Problem: Report all lines of the records that contain "structure".
== Segment start ==
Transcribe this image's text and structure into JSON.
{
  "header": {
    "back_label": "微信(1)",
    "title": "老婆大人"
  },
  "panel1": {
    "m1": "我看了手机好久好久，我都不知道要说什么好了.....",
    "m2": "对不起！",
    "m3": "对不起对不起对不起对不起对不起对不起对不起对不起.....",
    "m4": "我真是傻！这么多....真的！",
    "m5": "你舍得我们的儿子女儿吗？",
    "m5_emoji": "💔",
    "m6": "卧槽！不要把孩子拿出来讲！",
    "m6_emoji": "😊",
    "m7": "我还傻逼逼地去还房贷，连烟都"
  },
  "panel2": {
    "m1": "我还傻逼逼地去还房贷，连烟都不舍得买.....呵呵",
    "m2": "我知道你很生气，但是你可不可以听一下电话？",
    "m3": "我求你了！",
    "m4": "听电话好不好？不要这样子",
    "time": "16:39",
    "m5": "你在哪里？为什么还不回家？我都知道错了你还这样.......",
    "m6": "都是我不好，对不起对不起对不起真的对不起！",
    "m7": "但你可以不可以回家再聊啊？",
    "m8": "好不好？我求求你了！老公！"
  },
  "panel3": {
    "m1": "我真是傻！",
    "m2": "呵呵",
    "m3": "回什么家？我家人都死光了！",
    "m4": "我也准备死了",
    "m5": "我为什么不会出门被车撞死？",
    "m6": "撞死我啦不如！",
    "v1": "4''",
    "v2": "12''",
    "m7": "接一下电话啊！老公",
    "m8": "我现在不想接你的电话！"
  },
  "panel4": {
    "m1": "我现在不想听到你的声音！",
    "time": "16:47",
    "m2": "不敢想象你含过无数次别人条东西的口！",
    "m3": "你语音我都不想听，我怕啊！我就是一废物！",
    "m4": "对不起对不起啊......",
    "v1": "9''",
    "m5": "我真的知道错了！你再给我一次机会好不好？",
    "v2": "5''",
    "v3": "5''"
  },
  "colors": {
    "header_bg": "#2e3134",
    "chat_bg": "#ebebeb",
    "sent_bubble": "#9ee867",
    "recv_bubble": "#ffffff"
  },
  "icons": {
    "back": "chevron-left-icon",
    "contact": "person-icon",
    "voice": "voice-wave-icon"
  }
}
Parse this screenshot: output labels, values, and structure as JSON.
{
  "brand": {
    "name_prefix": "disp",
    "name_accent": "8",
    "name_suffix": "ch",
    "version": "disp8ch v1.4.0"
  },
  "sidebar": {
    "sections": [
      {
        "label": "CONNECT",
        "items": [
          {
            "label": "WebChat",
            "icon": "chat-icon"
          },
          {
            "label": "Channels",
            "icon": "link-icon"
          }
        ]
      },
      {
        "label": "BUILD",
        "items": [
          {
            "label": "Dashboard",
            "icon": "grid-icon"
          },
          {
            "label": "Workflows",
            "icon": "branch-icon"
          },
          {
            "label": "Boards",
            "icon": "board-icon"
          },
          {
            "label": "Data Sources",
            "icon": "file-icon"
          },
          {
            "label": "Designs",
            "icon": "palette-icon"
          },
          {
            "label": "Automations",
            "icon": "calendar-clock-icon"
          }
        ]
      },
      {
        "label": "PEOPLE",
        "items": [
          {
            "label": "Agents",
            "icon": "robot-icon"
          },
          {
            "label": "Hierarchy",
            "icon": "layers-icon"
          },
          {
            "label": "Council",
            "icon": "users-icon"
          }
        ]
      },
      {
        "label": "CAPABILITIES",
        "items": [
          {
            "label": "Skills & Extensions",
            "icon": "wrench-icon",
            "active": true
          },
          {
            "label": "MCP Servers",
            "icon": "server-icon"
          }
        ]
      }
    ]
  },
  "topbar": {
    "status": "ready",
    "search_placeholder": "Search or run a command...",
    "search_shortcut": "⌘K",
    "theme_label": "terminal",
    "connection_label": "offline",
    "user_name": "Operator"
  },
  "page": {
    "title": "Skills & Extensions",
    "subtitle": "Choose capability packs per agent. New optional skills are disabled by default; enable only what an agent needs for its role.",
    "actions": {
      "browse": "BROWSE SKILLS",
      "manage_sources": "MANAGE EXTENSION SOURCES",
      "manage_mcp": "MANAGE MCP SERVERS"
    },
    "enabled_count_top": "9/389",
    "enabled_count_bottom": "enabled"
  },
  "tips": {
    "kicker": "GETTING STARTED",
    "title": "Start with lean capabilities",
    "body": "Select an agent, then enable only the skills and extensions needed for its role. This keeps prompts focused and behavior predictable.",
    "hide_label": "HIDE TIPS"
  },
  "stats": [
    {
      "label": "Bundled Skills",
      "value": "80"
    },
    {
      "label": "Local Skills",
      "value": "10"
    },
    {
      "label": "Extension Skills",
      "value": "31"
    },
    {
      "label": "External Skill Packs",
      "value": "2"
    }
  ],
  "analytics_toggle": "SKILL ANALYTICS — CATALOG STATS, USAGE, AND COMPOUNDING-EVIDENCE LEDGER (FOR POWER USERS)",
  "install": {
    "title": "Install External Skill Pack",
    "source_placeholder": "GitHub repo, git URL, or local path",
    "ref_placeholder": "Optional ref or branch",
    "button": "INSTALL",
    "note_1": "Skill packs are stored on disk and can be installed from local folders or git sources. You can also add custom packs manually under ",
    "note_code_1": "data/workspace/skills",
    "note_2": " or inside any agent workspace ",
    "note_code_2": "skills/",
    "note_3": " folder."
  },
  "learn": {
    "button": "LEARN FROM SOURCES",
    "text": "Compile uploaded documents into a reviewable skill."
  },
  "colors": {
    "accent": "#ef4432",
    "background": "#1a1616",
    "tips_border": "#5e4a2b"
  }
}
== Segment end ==
Result:
Transcribe this image's text and structure into JSON.
Parse this screenshot: output labels, values, and structure as JSON.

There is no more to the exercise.